TASK BRIEF: Go through the data below. Pull out every line that has the word "content".

RECORDS SHOWN:
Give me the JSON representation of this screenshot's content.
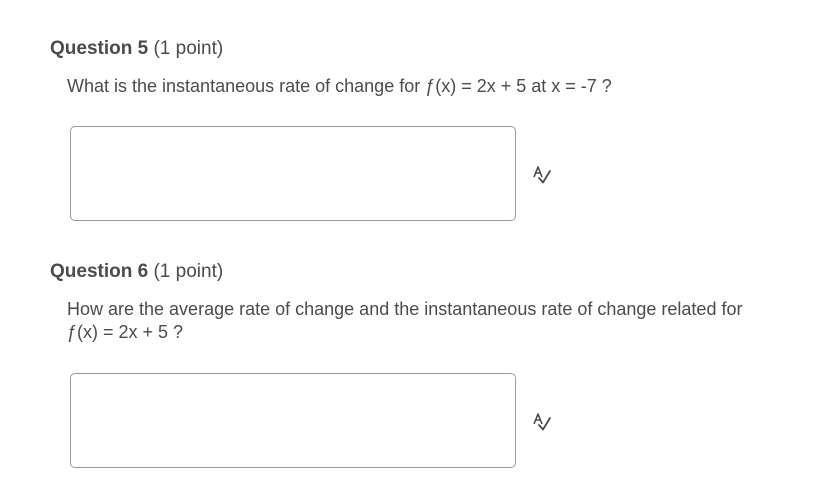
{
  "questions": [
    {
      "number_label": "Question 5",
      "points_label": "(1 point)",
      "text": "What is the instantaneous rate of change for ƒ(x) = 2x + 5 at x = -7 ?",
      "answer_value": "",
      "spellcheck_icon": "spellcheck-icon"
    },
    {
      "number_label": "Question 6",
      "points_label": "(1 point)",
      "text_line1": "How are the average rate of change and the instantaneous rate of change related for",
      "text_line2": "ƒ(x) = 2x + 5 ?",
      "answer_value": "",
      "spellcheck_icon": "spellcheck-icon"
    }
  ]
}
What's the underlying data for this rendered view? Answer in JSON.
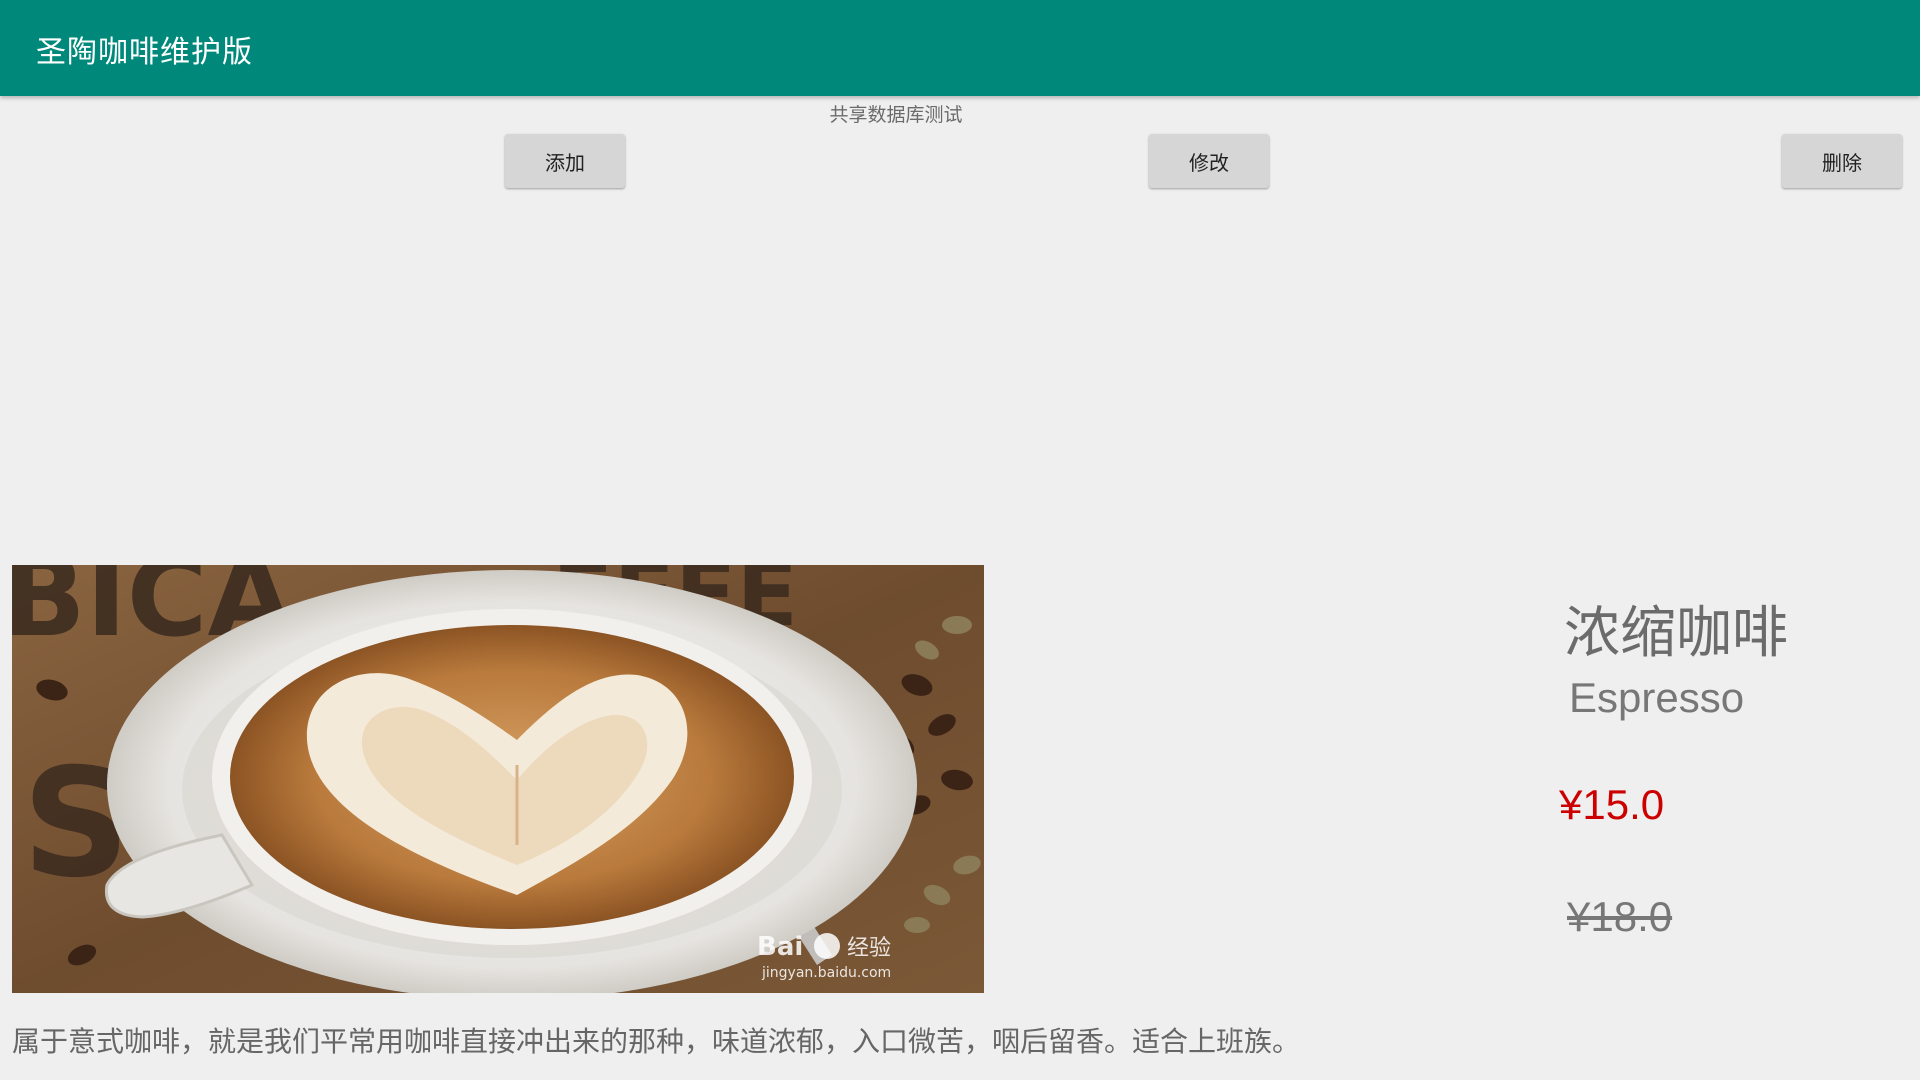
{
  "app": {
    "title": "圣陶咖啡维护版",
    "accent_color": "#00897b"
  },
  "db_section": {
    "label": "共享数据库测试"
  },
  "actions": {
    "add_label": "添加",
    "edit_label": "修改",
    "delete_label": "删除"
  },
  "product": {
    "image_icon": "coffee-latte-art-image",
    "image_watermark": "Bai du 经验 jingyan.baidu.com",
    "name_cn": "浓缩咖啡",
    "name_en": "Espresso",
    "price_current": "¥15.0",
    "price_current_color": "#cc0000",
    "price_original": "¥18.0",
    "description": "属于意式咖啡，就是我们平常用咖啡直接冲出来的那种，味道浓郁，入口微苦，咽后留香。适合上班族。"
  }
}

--

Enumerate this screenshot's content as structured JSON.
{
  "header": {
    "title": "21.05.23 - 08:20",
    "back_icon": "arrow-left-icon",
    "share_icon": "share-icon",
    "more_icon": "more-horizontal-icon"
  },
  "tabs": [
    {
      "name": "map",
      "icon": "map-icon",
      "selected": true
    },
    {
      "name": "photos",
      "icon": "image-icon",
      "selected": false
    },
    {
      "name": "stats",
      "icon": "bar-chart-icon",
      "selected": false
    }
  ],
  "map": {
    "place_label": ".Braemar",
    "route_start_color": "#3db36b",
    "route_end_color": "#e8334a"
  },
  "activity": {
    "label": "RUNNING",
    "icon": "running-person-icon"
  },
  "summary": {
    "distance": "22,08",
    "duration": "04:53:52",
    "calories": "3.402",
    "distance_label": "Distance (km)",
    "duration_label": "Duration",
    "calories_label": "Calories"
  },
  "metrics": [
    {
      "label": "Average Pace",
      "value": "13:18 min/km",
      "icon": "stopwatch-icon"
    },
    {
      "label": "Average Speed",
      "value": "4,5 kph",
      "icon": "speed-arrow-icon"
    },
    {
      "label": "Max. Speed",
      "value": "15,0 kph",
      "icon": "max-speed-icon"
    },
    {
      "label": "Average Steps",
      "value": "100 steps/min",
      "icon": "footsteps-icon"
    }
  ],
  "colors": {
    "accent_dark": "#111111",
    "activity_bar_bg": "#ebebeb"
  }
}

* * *

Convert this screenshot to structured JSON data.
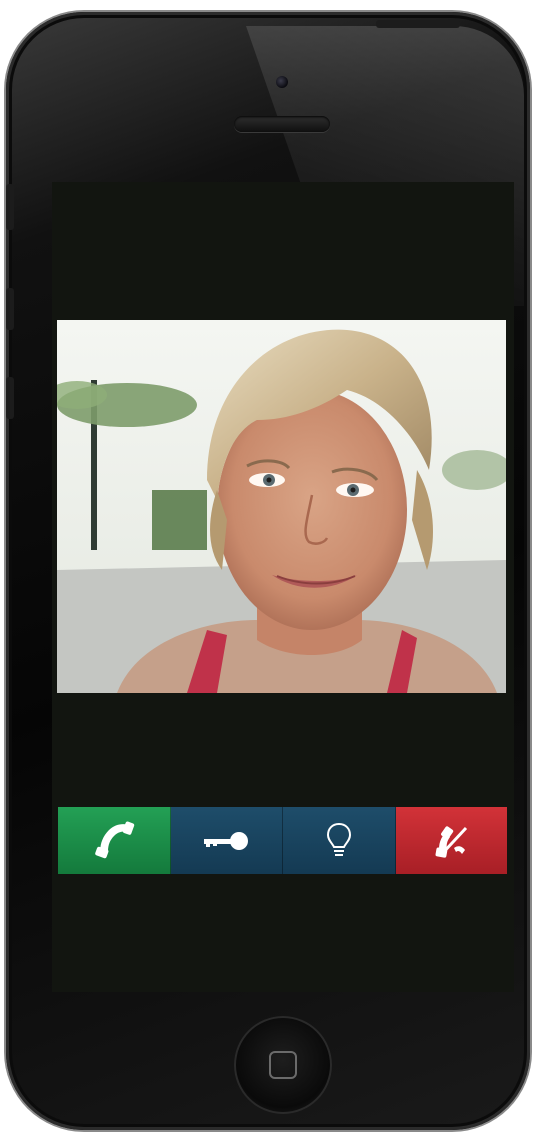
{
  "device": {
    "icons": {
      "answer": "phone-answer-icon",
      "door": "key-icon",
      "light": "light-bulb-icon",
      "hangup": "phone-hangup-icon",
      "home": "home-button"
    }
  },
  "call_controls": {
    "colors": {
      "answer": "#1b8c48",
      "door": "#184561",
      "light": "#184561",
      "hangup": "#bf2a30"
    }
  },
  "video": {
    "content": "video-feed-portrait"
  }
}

EXERCISE ANSWER:
Give me the JSON representation of this screenshot's content.
Enumerate this screenshot's content as structured JSON.
    "content": "video-feed-portrait"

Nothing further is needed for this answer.